* RECORDS SHOWN:
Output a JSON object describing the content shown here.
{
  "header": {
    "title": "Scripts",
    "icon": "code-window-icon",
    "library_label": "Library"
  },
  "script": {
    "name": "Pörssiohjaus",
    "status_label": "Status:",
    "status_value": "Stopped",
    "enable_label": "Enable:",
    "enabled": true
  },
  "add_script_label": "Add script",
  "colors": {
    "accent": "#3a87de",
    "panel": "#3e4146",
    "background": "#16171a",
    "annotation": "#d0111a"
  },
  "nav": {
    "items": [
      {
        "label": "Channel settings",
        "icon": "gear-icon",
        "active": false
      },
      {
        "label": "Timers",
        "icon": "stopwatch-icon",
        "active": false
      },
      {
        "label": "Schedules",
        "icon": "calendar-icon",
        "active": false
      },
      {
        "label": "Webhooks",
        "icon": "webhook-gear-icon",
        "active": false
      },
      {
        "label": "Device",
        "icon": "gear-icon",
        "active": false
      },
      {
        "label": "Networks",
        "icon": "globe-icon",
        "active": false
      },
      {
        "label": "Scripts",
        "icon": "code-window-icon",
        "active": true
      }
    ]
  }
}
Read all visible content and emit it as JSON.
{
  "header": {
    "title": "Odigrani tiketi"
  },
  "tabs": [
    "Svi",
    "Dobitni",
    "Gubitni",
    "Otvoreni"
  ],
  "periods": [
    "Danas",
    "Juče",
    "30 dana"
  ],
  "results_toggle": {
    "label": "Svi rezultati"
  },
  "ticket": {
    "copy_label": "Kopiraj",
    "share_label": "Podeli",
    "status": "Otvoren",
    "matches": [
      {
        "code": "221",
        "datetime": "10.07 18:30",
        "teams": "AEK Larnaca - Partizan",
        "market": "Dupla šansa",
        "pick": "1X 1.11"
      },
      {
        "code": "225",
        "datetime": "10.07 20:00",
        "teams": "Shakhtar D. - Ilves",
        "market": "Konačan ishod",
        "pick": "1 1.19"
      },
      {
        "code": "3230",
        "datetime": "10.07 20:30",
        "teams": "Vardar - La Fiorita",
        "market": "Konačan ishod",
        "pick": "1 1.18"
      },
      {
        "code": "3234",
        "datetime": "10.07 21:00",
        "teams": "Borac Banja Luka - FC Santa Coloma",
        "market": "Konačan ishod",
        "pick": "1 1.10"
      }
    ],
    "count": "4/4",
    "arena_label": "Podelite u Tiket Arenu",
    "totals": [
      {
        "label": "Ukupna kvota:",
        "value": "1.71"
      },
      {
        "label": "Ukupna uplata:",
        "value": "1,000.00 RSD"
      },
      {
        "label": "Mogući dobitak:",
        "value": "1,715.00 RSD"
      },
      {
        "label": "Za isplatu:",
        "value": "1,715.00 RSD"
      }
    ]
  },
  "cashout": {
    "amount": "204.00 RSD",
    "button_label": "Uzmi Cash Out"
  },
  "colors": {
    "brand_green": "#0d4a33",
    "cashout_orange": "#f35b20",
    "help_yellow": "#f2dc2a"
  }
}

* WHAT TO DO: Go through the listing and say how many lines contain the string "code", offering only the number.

* ANSWER TO THE EXERCISE: 6